TASK GOAL:
All the entries below should be reproduced exactly.

───── GIVEN DATA ─────

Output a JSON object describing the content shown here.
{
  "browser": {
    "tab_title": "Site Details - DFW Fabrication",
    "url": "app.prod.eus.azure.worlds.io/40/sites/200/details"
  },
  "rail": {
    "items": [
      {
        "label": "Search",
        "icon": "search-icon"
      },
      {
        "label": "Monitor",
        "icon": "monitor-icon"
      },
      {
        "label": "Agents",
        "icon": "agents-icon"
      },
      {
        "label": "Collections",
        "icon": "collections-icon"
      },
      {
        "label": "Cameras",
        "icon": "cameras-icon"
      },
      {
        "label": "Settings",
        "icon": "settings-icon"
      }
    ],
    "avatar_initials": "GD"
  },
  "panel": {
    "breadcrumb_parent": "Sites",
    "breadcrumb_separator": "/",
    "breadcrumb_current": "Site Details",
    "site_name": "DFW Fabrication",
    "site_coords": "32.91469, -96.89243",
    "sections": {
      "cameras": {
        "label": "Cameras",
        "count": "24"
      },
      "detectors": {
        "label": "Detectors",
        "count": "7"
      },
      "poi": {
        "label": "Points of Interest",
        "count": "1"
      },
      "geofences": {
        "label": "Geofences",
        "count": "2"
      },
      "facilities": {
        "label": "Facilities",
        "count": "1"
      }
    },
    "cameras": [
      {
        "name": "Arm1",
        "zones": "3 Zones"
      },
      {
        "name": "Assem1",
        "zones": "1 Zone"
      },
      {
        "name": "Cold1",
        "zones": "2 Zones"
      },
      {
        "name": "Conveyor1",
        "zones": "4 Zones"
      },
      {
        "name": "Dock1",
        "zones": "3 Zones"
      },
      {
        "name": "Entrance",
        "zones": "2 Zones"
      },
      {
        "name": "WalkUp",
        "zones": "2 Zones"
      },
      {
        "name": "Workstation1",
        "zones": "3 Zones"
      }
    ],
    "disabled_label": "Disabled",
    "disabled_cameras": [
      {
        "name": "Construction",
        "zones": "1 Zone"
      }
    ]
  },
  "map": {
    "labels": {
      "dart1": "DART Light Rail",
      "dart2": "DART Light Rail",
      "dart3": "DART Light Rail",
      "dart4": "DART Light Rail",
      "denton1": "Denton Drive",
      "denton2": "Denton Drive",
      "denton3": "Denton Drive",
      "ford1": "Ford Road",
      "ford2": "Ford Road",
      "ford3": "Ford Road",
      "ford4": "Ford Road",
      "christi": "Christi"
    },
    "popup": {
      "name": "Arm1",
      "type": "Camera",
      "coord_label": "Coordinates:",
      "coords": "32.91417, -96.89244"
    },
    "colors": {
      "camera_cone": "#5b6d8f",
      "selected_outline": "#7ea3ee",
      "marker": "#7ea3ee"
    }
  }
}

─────

EXERCISE ANSWER:
Output a JSON object describing the content shown here.
{
  "browser": {
    "tab_title": "Site Details - DFW Fabrication",
    "url": "app.prod.eus.azure.worlds.io/40/sites/200/details"
  },
  "rail": {
    "items": [
      {
        "label": "Search",
        "icon": "search-icon"
      },
      {
        "label": "Monitor",
        "icon": "monitor-icon"
      },
      {
        "label": "Agents",
        "icon": "agents-icon"
      },
      {
        "label": "Collections",
        "icon": "collections-icon"
      },
      {
        "label": "Cameras",
        "icon": "cameras-icon"
      },
      {
        "label": "Settings",
        "icon": "settings-icon"
      }
    ],
    "avatar_initials": "GD"
  },
  "panel": {
    "breadcrumb_parent": "Sites",
    "breadcrumb_separator": "/",
    "breadcrumb_current": "Site Details",
    "site_name": "DFW Fabrication",
    "site_coords": "32.91469, -96.89243",
    "sections": {
      "cameras": {
        "label": "Cameras",
        "count": "24"
      },
      "detectors": {
        "label": "Detectors",
        "count": "7"
      },
      "poi": {
        "label": "Points of Interest",
        "count": "1"
      },
      "geofences": {
        "label": "Geofences",
        "count": "2"
      },
      "facilities": {
        "label": "Facilities",
        "count": "1"
      }
    },
    "cameras": [
      {
        "name": "Arm1",
        "zones": "3 Zones"
      },
      {
        "name": "Assem1",
        "zones": "1 Zone"
      },
      {
        "name": "Cold1",
        "zones": "2 Zones"
      },
      {
        "name": "Conveyor1",
        "zones": "4 Zones"
      },
      {
        "name": "Dock1",
        "zones": "3 Zones"
      },
      {
        "name": "Entrance",
        "zones": "2 Zones"
      },
      {
        "name": "WalkUp",
        "zones": "2 Zones"
      },
      {
        "name": "Workstation1",
        "zones": "3 Zones"
      }
    ],
    "disabled_label": "Disabled",
    "disabled_cameras": [
      {
        "name": "Construction",
        "zones": "1 Zone"
      }
    ]
  },
  "map": {
    "labels": {
      "dart1": "DART Light Rail",
      "dart2": "DART Light Rail",
      "dart3": "DART Light Rail",
      "dart4": "DART Light Rail",
      "denton1": "Denton Drive",
      "denton2": "Denton Drive",
      "denton3": "Denton Drive",
      "ford1": "Ford Road",
      "ford2": "Ford Road",
      "ford3": "Ford Road",
      "ford4": "Ford Road",
      "christi": "Christi"
    },
    "popup": {
      "name": "Arm1",
      "type": "Camera",
      "coord_label": "Coordinates:",
      "coords": "32.91417, -96.89244"
    },
    "colors": {
      "camera_cone": "#5b6d8f",
      "selected_outline": "#7ea3ee",
      "marker": "#7ea3ee"
    }
  }
}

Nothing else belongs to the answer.